[26. ]Note on the Translation: The deletions and insertions found in Grotius’s draft letter are included in this translation. They are separated from the main text by square brackets. Italic type stands for deleted text, roman type for inserted text.
[27. ]A Dutch navy squadron under the command of Willem de Soete had blockaded Lisbon in April and May 1606, preventing the departure of the annual fleet of the Carreira da India. At the request of the Estates General, the VOC directors had subsidized this expedition to the tune of 125,000 guilders. The directors again put 125,000 guilders at the disposal of the Dutch navy in the spring of 1607, in the expectation that a naval blockade of Lisbon would do great damage to its Portuguese rival.
[28. ]The English East India Company was the VOC’s biggest competitor in the northern European spice markets. Sir Henry Middleton, the commander of its second voyage, had reached the Moluccas in late March 1605. At his arrival, he sought and was denied permission to trade there by the sultans of Ternate and Tidore, who were under heavy pressure from the Dutch commander Cornelis Bastiaanszoon. After the latter’s victory over the Portuguese at Tidore, the VOC obtained the right of preemption in Ternate and Tidore, along with their subject territories. The sultans agreed to reserve the entire clove harvest for the VOC out of gratitude for their “liberation” from the Portuguese and in repayment of the military expenses that the VOC had incurred on their behalf.
[29. ] The Dutch original may be found in Briefwisseling van Hugo Grotius, 1: 128–29.
[30. ]The negotiations that resulted in the Twelve Years’ Truce between Spain and the Netherlands (1609–21).
[31. ]Johan Boreel was the eldest son of Zeeland VOC director Jacob Boreel and a close friend of Grotius. He was one of the few people to whom Grotius showed all or part of the manuscript of De Jure Praedae. A newly discovered letter of Johan Boreel reveals that it was at his instigation that the Zeeland VOC directors requested the publication of Mare Liberum.

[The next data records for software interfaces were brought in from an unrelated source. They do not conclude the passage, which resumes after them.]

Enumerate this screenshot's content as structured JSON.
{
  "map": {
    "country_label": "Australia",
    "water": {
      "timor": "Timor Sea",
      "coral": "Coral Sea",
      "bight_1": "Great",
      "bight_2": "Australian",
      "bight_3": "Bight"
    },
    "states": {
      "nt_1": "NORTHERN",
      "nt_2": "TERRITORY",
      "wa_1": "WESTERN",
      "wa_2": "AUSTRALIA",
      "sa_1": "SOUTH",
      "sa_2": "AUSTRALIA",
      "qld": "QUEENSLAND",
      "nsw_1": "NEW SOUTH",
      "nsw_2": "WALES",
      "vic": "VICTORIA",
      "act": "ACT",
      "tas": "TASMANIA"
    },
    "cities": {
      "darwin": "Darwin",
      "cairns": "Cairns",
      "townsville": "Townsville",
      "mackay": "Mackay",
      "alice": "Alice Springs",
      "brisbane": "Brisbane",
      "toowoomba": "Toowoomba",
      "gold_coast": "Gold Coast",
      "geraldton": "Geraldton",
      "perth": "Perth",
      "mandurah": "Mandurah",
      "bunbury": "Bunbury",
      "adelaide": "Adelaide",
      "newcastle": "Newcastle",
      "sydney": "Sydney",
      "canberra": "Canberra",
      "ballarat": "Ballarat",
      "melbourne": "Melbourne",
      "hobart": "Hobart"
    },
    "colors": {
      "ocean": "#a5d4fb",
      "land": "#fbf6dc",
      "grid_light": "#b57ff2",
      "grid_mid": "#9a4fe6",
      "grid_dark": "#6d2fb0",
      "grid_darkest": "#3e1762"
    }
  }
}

His letter of November 6, 1608, explicitly mentions the directors’ commissioning of Mare Liberum —“the VOC wrote to you on the subject familiar to you”—and his own efforts to bring this about—“I exhorted these tardy men to attend to their own affairs, and wrote letters as well.” Compare Briefwisseling van Hugo Grotius, vol. 17 (2001), 41–42.
[32. ]The special envoys of Henry IV of France and James I of England.
[33. ]The United Dutch East India Company consisted of several “chambers,” the remnants of the Holland and Zeeland trading companies that preceded the VOC.